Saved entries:

▼

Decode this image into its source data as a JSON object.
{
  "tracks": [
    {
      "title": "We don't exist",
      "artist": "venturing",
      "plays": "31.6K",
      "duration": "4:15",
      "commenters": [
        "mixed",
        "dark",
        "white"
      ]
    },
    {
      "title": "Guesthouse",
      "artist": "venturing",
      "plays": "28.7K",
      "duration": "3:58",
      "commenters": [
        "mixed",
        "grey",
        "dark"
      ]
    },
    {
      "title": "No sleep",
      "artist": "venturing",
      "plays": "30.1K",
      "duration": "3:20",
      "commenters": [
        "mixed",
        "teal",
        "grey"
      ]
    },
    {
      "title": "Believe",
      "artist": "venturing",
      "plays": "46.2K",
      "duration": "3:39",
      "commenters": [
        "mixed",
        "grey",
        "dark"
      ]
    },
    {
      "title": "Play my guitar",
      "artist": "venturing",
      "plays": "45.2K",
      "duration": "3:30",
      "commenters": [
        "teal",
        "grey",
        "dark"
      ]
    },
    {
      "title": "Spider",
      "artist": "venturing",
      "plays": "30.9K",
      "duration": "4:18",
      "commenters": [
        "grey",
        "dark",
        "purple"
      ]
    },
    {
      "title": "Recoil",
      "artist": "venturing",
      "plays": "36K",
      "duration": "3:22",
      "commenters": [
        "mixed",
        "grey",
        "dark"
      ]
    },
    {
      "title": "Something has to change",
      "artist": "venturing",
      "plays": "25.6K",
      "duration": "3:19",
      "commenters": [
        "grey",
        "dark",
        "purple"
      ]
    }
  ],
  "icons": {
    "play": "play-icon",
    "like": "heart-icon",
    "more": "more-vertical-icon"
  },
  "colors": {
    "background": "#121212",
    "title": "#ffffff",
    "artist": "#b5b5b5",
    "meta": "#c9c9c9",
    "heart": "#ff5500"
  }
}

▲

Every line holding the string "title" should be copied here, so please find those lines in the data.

## Output of the exercise:
      "title": "We don't exist",
      "title": "Guesthouse",
      "title": "No sleep",
      "title": "Believe",
      "title": "Play my guitar",
      "title": "Spider",
      "title": "Recoil",
      "title": "Something has to change",
    "title": "#ffffff",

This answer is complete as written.